About this exercise = Whenever a line of the records below contains the word "TWIN", copy that line.

Extracted entries Block Start

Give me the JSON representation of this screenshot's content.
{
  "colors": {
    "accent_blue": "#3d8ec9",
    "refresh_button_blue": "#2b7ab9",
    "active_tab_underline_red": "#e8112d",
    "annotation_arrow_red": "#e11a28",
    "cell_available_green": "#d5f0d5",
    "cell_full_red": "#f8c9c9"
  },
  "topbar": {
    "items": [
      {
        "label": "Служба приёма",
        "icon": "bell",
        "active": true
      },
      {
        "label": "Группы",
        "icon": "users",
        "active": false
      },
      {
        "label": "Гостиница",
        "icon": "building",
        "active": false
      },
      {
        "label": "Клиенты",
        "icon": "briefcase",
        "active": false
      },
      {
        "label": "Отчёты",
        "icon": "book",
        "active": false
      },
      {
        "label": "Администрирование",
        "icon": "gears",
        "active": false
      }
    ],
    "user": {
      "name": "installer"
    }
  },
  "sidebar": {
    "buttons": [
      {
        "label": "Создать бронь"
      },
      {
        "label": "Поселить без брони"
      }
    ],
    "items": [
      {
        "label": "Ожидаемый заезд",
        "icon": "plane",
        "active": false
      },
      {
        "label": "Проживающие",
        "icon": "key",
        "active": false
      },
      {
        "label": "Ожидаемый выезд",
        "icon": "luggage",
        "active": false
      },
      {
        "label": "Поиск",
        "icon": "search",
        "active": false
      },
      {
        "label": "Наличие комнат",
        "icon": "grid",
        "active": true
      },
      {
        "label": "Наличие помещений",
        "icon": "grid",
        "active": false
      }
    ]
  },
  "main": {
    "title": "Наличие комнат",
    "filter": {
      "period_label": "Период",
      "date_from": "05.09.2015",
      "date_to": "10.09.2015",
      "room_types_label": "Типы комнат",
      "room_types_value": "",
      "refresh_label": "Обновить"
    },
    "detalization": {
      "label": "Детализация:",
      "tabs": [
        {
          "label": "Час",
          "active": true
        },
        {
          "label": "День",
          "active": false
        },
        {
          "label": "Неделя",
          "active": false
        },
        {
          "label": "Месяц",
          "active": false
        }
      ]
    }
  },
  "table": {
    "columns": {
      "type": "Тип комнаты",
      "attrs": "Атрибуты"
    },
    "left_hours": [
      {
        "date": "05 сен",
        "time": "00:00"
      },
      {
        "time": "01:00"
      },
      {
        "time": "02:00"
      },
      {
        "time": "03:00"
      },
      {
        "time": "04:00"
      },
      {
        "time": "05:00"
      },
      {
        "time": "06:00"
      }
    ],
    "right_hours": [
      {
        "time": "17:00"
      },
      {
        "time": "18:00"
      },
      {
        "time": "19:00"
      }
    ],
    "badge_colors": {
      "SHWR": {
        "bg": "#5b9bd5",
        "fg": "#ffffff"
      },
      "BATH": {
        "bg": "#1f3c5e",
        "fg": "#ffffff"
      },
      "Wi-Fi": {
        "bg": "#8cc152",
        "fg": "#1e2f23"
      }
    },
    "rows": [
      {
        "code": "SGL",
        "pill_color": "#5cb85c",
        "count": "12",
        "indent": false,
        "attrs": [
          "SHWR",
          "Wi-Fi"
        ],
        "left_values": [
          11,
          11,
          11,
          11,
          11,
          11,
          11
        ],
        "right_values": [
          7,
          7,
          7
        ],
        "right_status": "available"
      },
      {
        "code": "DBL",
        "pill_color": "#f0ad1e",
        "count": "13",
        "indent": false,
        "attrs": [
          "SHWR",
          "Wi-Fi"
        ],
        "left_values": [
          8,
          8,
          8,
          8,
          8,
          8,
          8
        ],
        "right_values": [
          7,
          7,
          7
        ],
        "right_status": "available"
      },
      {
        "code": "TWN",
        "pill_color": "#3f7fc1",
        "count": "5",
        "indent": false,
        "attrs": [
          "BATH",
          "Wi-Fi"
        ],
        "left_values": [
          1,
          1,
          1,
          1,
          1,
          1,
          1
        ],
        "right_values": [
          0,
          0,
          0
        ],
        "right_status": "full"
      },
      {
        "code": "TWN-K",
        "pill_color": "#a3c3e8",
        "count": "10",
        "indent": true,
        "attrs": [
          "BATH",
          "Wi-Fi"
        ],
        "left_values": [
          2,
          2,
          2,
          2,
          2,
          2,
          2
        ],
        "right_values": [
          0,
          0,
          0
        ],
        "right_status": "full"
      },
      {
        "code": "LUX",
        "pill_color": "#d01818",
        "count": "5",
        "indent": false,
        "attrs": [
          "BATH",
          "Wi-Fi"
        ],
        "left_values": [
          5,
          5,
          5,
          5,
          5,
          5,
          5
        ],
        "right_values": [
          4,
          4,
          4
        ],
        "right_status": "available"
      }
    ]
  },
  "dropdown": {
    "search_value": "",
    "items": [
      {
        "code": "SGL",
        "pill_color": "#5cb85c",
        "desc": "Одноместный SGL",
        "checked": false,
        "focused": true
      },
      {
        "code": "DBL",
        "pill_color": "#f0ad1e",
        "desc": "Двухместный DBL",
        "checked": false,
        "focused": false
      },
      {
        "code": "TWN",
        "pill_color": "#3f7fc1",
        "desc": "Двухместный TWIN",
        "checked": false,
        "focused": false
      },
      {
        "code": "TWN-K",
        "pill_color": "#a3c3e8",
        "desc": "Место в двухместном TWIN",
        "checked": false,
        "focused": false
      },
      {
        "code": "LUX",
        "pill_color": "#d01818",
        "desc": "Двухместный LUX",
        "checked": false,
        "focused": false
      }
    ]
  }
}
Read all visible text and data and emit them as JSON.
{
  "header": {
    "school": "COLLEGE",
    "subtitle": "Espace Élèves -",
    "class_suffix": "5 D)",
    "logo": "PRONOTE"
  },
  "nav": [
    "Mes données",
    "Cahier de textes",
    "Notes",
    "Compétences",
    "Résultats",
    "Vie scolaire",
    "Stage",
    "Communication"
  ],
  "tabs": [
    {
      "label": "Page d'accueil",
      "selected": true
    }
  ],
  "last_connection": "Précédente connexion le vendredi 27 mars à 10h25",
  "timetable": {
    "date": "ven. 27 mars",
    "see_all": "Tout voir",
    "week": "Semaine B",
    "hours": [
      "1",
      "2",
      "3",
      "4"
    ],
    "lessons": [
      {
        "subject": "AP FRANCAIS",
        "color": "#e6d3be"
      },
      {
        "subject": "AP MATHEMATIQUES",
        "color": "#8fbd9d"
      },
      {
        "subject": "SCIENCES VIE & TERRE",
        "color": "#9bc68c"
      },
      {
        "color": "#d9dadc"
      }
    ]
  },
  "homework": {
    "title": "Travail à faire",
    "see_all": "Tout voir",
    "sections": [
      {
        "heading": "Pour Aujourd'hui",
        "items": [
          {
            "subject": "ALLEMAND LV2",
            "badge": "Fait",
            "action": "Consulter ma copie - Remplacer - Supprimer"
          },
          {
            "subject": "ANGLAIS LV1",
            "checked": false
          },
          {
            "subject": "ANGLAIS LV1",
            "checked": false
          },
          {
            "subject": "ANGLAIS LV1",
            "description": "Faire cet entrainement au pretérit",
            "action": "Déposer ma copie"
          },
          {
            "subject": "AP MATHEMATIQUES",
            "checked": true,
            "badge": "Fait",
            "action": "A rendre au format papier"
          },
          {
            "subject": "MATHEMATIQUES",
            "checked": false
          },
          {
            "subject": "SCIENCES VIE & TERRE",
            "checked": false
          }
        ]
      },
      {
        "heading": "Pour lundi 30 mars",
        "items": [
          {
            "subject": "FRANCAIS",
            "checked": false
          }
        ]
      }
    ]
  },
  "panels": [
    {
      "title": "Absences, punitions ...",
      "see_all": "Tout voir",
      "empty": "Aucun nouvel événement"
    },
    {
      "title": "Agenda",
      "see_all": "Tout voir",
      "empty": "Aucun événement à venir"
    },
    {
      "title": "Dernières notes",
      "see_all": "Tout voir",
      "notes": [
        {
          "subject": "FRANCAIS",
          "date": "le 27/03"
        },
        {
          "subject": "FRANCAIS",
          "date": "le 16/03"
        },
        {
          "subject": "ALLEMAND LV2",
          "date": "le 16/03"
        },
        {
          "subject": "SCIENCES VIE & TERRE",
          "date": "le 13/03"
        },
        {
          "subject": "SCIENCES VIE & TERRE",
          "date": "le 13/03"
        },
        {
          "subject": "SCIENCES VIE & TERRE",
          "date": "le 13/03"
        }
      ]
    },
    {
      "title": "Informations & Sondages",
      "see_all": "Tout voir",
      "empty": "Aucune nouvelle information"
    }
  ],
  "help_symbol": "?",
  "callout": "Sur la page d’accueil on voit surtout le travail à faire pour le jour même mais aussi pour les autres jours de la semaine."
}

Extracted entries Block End

Output below =
        "desc": "Двухместный TWIN",
        "desc": "Место в двухместном TWIN",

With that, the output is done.